When they came back on Tuesday they were going to bring the rest of the concrete mix trucks and on Wednesday do the first pour of the runway. One runway was completely ready with all the rebar in place waiting for the concrete.
One pour on Wednesday with the Portland tanks refilled as it was used and another pour on Friday would finish half of one runway. Pours on Monday and Wednesday the following week would finish the NE / SW runway.
In between the pours the rebar for the P loops would go down. One runway would be completed in the next three weeks. The second one was to be completed three weeks after that. Then all the tarmac and cross taxi ways were to be poured.
All the concrete work would be done by the second week of October. All the other contractors were on schedule, the water tower, radar, fuel farm and electric would be completed and even the terminal building would be closed in before bad weather set in. The inside work could then be done regardless of the weather.
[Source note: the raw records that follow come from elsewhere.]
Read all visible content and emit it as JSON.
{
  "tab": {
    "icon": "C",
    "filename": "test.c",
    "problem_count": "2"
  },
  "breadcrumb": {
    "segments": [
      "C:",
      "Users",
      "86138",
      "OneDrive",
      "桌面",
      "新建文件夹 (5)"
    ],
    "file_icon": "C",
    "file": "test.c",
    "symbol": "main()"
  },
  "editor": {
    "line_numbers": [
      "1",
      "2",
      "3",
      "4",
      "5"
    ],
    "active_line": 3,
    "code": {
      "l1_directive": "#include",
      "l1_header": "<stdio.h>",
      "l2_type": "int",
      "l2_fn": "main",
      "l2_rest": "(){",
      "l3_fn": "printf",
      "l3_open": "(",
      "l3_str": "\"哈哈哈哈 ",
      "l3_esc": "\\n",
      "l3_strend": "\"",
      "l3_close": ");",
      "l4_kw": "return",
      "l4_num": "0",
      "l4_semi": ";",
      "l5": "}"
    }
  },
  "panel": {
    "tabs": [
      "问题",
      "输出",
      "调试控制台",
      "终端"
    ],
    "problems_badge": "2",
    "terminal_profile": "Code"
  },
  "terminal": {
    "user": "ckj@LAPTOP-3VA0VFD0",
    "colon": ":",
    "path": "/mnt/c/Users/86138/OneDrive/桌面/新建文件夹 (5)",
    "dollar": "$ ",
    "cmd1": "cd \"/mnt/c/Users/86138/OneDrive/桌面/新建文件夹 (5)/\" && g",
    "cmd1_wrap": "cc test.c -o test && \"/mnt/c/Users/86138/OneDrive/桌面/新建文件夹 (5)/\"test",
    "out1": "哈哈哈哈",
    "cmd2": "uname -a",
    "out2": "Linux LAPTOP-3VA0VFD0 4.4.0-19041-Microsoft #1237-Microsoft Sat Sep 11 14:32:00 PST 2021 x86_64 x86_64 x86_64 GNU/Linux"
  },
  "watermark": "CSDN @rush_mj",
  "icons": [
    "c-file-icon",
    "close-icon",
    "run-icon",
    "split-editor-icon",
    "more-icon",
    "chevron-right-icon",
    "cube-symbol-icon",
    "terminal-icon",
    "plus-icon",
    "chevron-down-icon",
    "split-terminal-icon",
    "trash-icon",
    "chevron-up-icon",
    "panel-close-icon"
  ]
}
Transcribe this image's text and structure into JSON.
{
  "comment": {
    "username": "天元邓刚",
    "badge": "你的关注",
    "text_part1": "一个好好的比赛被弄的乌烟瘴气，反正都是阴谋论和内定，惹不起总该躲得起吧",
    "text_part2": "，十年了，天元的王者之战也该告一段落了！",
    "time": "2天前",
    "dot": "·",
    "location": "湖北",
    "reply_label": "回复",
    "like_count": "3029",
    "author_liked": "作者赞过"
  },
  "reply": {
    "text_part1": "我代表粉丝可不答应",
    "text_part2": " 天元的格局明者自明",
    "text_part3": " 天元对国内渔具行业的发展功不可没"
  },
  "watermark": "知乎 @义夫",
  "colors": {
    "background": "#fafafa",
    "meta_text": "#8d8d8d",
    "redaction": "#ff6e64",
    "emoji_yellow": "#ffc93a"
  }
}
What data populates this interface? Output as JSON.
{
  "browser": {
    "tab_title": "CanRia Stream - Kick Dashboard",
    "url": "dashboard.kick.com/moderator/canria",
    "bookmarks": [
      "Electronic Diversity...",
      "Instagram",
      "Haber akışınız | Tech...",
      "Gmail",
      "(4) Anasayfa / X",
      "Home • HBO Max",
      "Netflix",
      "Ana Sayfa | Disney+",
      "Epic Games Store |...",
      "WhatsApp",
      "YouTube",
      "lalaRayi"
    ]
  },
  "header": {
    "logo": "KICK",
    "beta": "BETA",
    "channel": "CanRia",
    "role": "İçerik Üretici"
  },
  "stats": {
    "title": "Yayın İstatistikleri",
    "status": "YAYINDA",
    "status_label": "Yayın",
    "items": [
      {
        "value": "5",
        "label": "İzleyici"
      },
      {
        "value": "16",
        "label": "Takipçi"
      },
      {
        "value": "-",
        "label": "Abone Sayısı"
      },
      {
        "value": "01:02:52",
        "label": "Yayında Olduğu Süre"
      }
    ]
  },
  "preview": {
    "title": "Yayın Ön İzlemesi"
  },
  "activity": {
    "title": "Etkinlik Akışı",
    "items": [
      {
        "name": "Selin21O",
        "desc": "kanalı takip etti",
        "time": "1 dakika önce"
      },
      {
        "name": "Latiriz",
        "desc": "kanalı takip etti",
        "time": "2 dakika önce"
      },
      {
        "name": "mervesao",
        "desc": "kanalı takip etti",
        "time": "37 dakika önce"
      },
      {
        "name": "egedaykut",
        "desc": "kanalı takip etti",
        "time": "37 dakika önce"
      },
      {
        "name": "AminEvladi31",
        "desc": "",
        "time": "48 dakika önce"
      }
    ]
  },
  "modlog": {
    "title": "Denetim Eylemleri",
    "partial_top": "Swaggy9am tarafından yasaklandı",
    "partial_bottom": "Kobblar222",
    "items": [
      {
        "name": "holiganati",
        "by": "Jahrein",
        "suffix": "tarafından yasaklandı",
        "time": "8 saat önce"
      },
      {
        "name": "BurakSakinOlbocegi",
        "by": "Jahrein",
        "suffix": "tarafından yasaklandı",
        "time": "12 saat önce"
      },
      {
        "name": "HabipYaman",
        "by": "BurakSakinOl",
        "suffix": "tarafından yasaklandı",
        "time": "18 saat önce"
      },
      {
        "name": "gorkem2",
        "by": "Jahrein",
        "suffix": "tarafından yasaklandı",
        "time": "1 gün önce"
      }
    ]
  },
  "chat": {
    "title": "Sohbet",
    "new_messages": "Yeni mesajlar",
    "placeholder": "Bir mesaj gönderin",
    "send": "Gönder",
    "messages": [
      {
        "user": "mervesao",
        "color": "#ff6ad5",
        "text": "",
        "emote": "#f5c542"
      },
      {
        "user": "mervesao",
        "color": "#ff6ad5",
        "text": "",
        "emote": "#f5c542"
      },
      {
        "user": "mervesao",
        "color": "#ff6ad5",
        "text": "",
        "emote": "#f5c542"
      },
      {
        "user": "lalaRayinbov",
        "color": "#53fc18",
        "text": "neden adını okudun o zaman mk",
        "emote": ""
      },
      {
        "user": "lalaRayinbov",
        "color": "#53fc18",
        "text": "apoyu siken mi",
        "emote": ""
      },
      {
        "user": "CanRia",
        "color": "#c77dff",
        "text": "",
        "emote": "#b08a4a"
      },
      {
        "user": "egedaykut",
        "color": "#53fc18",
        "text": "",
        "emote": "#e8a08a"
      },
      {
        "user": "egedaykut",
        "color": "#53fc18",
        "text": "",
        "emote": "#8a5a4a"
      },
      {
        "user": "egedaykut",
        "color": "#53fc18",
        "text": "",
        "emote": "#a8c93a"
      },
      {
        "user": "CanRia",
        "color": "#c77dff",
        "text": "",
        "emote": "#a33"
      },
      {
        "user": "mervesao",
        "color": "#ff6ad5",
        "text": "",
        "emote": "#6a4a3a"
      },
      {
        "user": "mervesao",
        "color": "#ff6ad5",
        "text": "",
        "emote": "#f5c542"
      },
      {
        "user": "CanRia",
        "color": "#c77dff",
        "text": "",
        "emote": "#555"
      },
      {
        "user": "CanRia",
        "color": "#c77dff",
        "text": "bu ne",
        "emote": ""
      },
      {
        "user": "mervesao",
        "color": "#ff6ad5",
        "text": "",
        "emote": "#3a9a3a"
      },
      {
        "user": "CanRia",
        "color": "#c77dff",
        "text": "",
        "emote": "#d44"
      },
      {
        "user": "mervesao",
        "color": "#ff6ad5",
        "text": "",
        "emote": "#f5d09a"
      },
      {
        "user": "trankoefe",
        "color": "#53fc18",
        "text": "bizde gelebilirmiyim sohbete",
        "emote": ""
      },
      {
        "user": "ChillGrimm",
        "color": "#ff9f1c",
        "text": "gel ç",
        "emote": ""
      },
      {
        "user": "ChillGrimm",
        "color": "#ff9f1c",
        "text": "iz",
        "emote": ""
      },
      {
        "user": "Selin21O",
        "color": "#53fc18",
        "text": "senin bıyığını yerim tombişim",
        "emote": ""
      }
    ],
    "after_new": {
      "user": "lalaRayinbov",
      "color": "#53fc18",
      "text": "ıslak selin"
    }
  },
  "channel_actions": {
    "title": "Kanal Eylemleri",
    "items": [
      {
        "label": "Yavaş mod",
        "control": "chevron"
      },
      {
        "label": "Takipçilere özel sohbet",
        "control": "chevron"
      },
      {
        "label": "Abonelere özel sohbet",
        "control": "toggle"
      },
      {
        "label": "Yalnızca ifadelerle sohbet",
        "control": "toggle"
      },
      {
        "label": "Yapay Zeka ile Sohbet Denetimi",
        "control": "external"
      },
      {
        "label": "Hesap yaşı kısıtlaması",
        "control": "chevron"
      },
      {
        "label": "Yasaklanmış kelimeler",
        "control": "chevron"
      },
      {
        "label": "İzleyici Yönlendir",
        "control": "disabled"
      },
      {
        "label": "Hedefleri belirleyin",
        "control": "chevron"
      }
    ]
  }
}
The water tower contractor was going to use the six inch well that Crash had used for a water supply for his spraying operation. They had run some tests and it pumped enough flow. It would run continuously for four days on the first run to fill the tower. The water and fire lines had already been installed. The pipes were capped off at all the buildings, waiting to be hooked up when the buildings were ready.
The sewage system became another problem in itself. The airport was too far away from either town to connect to a sewage system. Putting in a separate septic system for each building didn’t make sense. A huge concrete multi compartment septic tank was poured with a tremendous drain field.
There were holding tanks put at each building with an effluent pump to pump the mess to the main sewage tank. It would be trial and error learning process as to when the first of several separation compartments would need pumping out.
A maintenance department and a building for them and their equipment were going to be built. It was the one thing that had been neglected in all the planning.
It needed to be big enough to park a jet and AV-gas fuel truck along with mowers, a trash truck and several aircraft tugs in with some extra room. I was sure there were many little things we had forgotten or just had taken for granted that needed to be added, including snow removal equipment for the entrance road and the rest of the airport.
Homeland and the agency were going to supply the trash truck and the aircraft tugs and several bat-wing grounds maintenance tractors – a series of excess items from a base closing somewhere. JBG was going to supply the manpower. The intent was to keep as many strangers as possible from wandering around the property with a cover story as to why they should be there.
Edit by Alfmeister